Scher v. Burke

Cal. Civ. Code 1009(b), which limits the circumstances in which courts may find implied dedication of private coastal property, applies to property used by the public for nonrecreational vehicle access, as well as property used for recreational purposes. Plaintiffs filed this action seeking a declaration that their neighbors, private owners of noncoastal property, had acquiesced to the dedication of two roadways, which crossed the neighbors’ land, as public roadways. The trial court agreed, concluding that the neighbors or their predecessors had impliedly offered to dedicate the roadways to public use. The court of appeal reversed, concluding that section 1009, subdivision (b) bars all public use, not just recreational use, from developing into an implied public dedication.

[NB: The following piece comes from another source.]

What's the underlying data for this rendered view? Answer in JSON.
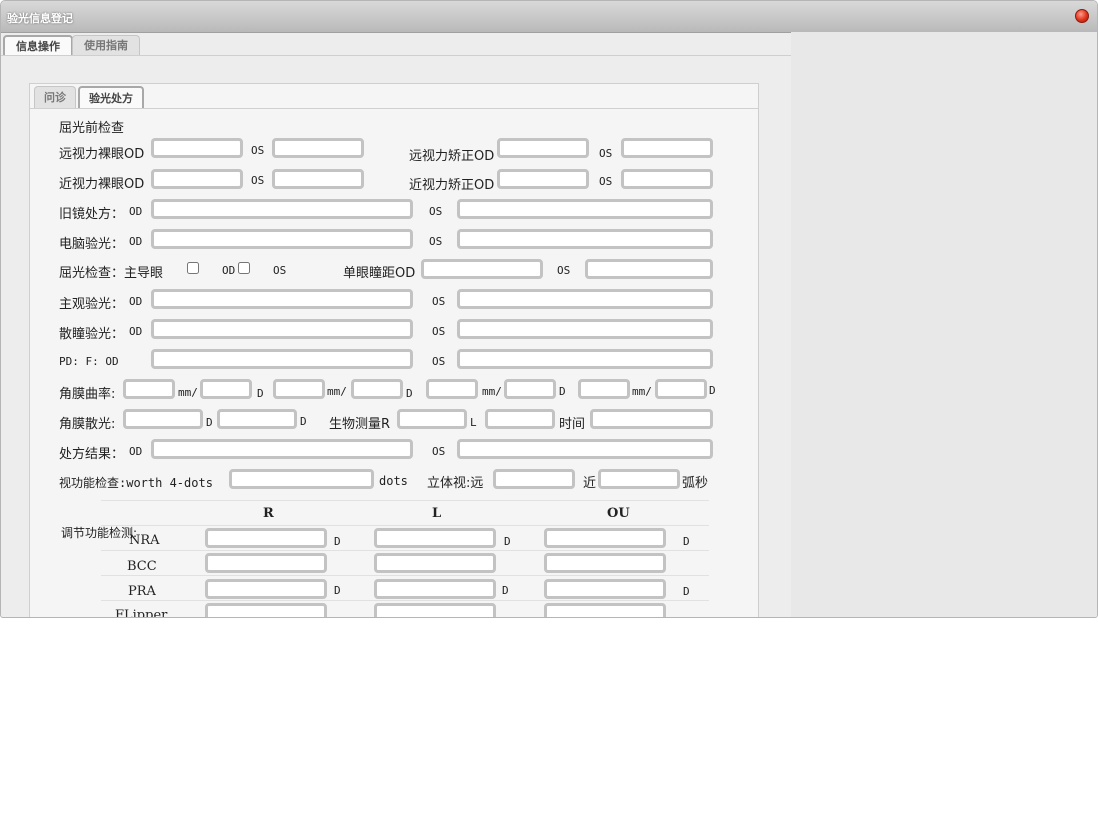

The Supreme Court affirmed, holding that section 1009, subdivision (b) contains no implicit exception for nonrecreational use of roadways. View "Scher v. Burke" on Justia Law